This isn't the first cougar sighting in the area in recent weeks. In fact, Fulton said Fish & Wildlife officials learned Sunday that five or six goats have been killed in a pasture off Highway 397 in the last month.
A cougar also was spotted near Hover Park on Wednesday, Fulton said.
Cougar sightings are infrequent in the Tri-Cities, but not unusual. Fish & Wildlife officials killed a cougar in a residential neighborhood in Kennewick earlier this year when it was spotted in a tree on West Third Place.
That cougar was 4 feet long and weighed about 120 pounds. In that case, wildlife officers explained that the animal had to be killed because it would have taken 15 to 20 minutes for a tranquilizer to sedate it, and they were unwilling to put people at risk.
Fulton said Thursday that the large cats live in the Horse Heaven Hills and on Rattlesnake Mountain, but mostly stay away from people.
"The cougars we have coming in typically are younger cats trying to find a territory to live in," he said.
And when they make a habit of preying on livestock, Fish & Wildlife has little choice but to euthanize the animal when caught, he said.
"It's preying on stuff it doesn't normally prey on," Fulton said. "It's not something we want to turn loose in another spot or it could attack someone else's livestock."
Fulton advised that people in the area be cautious between sunset and sunrise when cougars tend to be active, and to keep small animals such as dogs and cats indoors if possible, and make sure livestock are in a secure enclosure.

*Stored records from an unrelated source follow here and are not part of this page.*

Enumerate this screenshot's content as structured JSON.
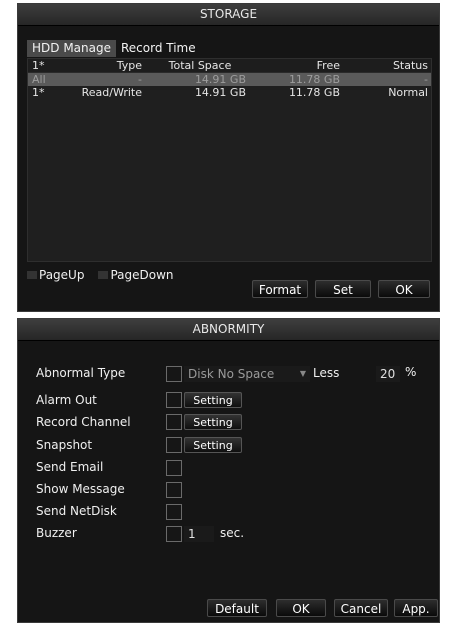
{
  "storage": {
    "title": "STORAGE",
    "tabs": [
      "HDD Manage",
      "Record Time"
    ],
    "columns": [
      "1*",
      "Type",
      "Total Space",
      "Free",
      "Status"
    ],
    "rows": [
      {
        "id": "All",
        "type": "-",
        "total": "14.91 GB",
        "free": "11.78 GB",
        "status": "-"
      },
      {
        "id": "1*",
        "type": "Read/Write",
        "total": "14.91 GB",
        "free": "11.78 GB",
        "status": "Normal"
      }
    ],
    "page_up": "PageUp",
    "page_down": "PageDown",
    "buttons": {
      "format": "Format",
      "set": "Set",
      "ok": "OK"
    }
  },
  "abnormity": {
    "title": "ABNORMITY",
    "labels": {
      "abnormal_type": "Abnormal Type",
      "alarm_out": "Alarm Out",
      "record_channel": "Record Channel",
      "snapshot": "Snapshot",
      "send_email": "Send Email",
      "show_message": "Show Message",
      "send_netdisk": "Send NetDisk",
      "buzzer": "Buzzer"
    },
    "abnormal_type_value": "Disk No Space",
    "less_label": "Less",
    "less_value": "20",
    "percent": "%",
    "setting_label": "Setting",
    "buzzer_value": "1",
    "buzzer_unit": "sec.",
    "buttons": {
      "default": "Default",
      "ok": "OK",
      "cancel": "Cancel",
      "apply": "App."
    }
  }
}
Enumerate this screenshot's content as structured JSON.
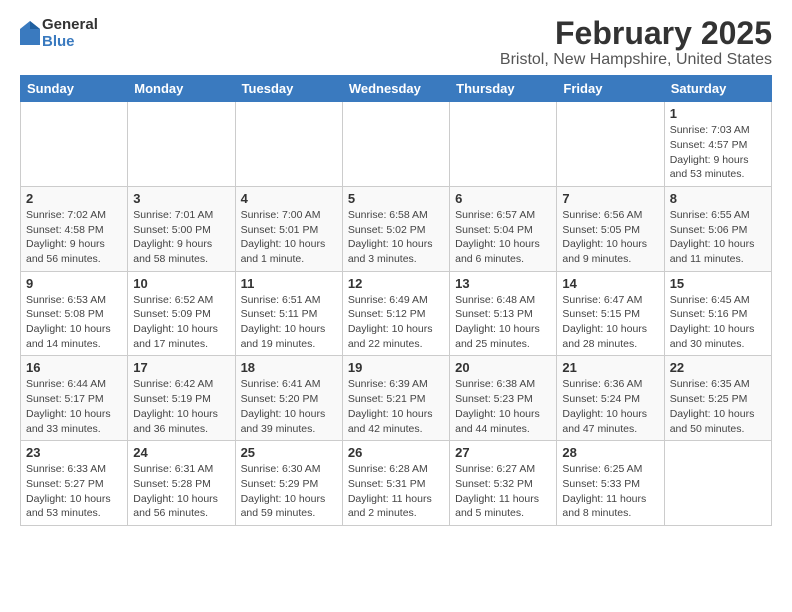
{
  "logo": {
    "general": "General",
    "blue": "Blue"
  },
  "title": "February 2025",
  "subtitle": "Bristol, New Hampshire, United States",
  "days_of_week": [
    "Sunday",
    "Monday",
    "Tuesday",
    "Wednesday",
    "Thursday",
    "Friday",
    "Saturday"
  ],
  "weeks": [
    [
      {
        "day": "",
        "info": ""
      },
      {
        "day": "",
        "info": ""
      },
      {
        "day": "",
        "info": ""
      },
      {
        "day": "",
        "info": ""
      },
      {
        "day": "",
        "info": ""
      },
      {
        "day": "",
        "info": ""
      },
      {
        "day": "1",
        "info": "Sunrise: 7:03 AM\nSunset: 4:57 PM\nDaylight: 9 hours and 53 minutes."
      }
    ],
    [
      {
        "day": "2",
        "info": "Sunrise: 7:02 AM\nSunset: 4:58 PM\nDaylight: 9 hours and 56 minutes."
      },
      {
        "day": "3",
        "info": "Sunrise: 7:01 AM\nSunset: 5:00 PM\nDaylight: 9 hours and 58 minutes."
      },
      {
        "day": "4",
        "info": "Sunrise: 7:00 AM\nSunset: 5:01 PM\nDaylight: 10 hours and 1 minute."
      },
      {
        "day": "5",
        "info": "Sunrise: 6:58 AM\nSunset: 5:02 PM\nDaylight: 10 hours and 3 minutes."
      },
      {
        "day": "6",
        "info": "Sunrise: 6:57 AM\nSunset: 5:04 PM\nDaylight: 10 hours and 6 minutes."
      },
      {
        "day": "7",
        "info": "Sunrise: 6:56 AM\nSunset: 5:05 PM\nDaylight: 10 hours and 9 minutes."
      },
      {
        "day": "8",
        "info": "Sunrise: 6:55 AM\nSunset: 5:06 PM\nDaylight: 10 hours and 11 minutes."
      }
    ],
    [
      {
        "day": "9",
        "info": "Sunrise: 6:53 AM\nSunset: 5:08 PM\nDaylight: 10 hours and 14 minutes."
      },
      {
        "day": "10",
        "info": "Sunrise: 6:52 AM\nSunset: 5:09 PM\nDaylight: 10 hours and 17 minutes."
      },
      {
        "day": "11",
        "info": "Sunrise: 6:51 AM\nSunset: 5:11 PM\nDaylight: 10 hours and 19 minutes."
      },
      {
        "day": "12",
        "info": "Sunrise: 6:49 AM\nSunset: 5:12 PM\nDaylight: 10 hours and 22 minutes."
      },
      {
        "day": "13",
        "info": "Sunrise: 6:48 AM\nSunset: 5:13 PM\nDaylight: 10 hours and 25 minutes."
      },
      {
        "day": "14",
        "info": "Sunrise: 6:47 AM\nSunset: 5:15 PM\nDaylight: 10 hours and 28 minutes."
      },
      {
        "day": "15",
        "info": "Sunrise: 6:45 AM\nSunset: 5:16 PM\nDaylight: 10 hours and 30 minutes."
      }
    ],
    [
      {
        "day": "16",
        "info": "Sunrise: 6:44 AM\nSunset: 5:17 PM\nDaylight: 10 hours and 33 minutes."
      },
      {
        "day": "17",
        "info": "Sunrise: 6:42 AM\nSunset: 5:19 PM\nDaylight: 10 hours and 36 minutes."
      },
      {
        "day": "18",
        "info": "Sunrise: 6:41 AM\nSunset: 5:20 PM\nDaylight: 10 hours and 39 minutes."
      },
      {
        "day": "19",
        "info": "Sunrise: 6:39 AM\nSunset: 5:21 PM\nDaylight: 10 hours and 42 minutes."
      },
      {
        "day": "20",
        "info": "Sunrise: 6:38 AM\nSunset: 5:23 PM\nDaylight: 10 hours and 44 minutes."
      },
      {
        "day": "21",
        "info": "Sunrise: 6:36 AM\nSunset: 5:24 PM\nDaylight: 10 hours and 47 minutes."
      },
      {
        "day": "22",
        "info": "Sunrise: 6:35 AM\nSunset: 5:25 PM\nDaylight: 10 hours and 50 minutes."
      }
    ],
    [
      {
        "day": "23",
        "info": "Sunrise: 6:33 AM\nSunset: 5:27 PM\nDaylight: 10 hours and 53 minutes."
      },
      {
        "day": "24",
        "info": "Sunrise: 6:31 AM\nSunset: 5:28 PM\nDaylight: 10 hours and 56 minutes."
      },
      {
        "day": "25",
        "info": "Sunrise: 6:30 AM\nSunset: 5:29 PM\nDaylight: 10 hours and 59 minutes."
      },
      {
        "day": "26",
        "info": "Sunrise: 6:28 AM\nSunset: 5:31 PM\nDaylight: 11 hours and 2 minutes."
      },
      {
        "day": "27",
        "info": "Sunrise: 6:27 AM\nSunset: 5:32 PM\nDaylight: 11 hours and 5 minutes."
      },
      {
        "day": "28",
        "info": "Sunrise: 6:25 AM\nSunset: 5:33 PM\nDaylight: 11 hours and 8 minutes."
      },
      {
        "day": "",
        "info": ""
      }
    ]
  ]
}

"Be aware that it's out there," he advised Finley residents. "If someone does see it -- physically see it -- I'd encourage them to either call the Washington State Patrol or 911 so it can get reported to us."
Fish & Wildlife's "Living with wildlife" fact sheet on cougars offers these recommendations for people coming face-to-face with one:
-- Stop, pick up small children immediately and don't run. Running may trigger an attack.
-- Face the animal and talk to it firmly while slowly backing away. Leave the cougar an escape route.
-- Try to appear larger than the cougar by stepping up onto a rock or stump if possible, or holding a jacket open to appear bigger in size.
-- Don't take your eyes off a cougar, turn your back, crouch or try to hide.
-- Never approach a cougar and never offer it food.
-- If the cat shows signs of aggression, shout, wave your arms and throw anything available to indicate to the cougar that you are not prey.
For more information, go to http://wdfw.wa.gov.
-- Michelle Dupler: 582-1543; firstname.lastname@example.org